On one hand you want to see your subject well. On the other hand, you want to be caught off guard to retain the spontaneity. If you know your subject too well you stop seeing it.
I feel like I fell out of my mother’s womb onto the beach at Coney Island with a Nathan’s hot dog in my hand.
[W]e have ceased to see the life in which we live. It is my intent to cause the viewer to revisit the gifts we are surrounded by and see them as if for the first time.
I love this life. I feel like I am always catching my breath and saying, ‘Oh! Will you look at that?’ Photography has been my way of bearing witness to the joy I find in seeing the extraordinary in ordinary life. You don’t look for pictures. Your pictures are looking for you.
You must photograph where you are involved; where you are overwhelmed by what you see before you; where you hold your breath while releasing the shutter, not because you are afraid of jarring the camera, but because you are seeing with your guts wide open to the sweet pain of an image that is part of your life.
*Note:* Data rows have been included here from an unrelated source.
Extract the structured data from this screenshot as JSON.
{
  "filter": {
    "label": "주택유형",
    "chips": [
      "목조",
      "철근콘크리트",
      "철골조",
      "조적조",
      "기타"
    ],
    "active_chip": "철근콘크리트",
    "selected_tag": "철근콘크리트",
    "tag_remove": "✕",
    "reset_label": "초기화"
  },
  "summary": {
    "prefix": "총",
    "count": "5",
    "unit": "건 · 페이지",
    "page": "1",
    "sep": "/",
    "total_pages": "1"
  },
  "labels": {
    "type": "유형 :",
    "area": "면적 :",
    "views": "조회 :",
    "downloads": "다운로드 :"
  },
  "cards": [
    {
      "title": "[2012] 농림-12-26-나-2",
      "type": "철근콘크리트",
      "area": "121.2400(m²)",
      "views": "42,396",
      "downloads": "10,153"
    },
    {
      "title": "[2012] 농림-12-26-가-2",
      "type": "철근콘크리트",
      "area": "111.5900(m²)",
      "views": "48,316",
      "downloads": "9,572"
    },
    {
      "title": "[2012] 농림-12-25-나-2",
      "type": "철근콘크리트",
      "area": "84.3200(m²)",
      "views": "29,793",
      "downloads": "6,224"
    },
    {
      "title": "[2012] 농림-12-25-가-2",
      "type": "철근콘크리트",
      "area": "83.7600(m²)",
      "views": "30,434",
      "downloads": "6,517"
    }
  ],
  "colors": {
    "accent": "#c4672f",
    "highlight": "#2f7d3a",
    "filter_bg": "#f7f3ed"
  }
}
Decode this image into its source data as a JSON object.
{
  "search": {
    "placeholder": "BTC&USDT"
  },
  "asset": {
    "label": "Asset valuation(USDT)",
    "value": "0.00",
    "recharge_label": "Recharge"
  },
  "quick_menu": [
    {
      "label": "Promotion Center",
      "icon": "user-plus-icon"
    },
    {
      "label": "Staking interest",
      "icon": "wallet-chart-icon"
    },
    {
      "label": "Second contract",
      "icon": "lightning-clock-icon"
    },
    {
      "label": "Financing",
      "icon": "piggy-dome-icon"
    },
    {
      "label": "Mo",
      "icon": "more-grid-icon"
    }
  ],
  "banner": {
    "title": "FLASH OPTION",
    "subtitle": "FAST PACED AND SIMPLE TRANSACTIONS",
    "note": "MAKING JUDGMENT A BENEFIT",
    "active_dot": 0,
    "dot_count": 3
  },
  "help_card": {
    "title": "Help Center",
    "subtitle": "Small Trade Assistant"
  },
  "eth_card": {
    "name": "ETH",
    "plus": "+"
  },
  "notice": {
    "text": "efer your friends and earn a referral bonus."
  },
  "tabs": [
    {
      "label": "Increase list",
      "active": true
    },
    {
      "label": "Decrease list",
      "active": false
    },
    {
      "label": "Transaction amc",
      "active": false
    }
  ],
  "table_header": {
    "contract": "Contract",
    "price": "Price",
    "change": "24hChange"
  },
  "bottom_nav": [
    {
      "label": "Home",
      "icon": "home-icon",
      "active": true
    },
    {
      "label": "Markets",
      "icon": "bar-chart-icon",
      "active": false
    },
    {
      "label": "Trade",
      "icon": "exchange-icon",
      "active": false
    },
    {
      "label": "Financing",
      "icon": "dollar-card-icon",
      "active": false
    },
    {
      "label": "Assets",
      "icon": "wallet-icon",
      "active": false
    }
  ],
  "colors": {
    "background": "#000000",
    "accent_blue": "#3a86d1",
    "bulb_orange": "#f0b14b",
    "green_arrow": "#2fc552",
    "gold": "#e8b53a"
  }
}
When your mouth drops open, click the shutter. That will lead you to your particular way of seeing. That's what it's about. Being free enough to trust your inclination to trust an impulse and just go with it.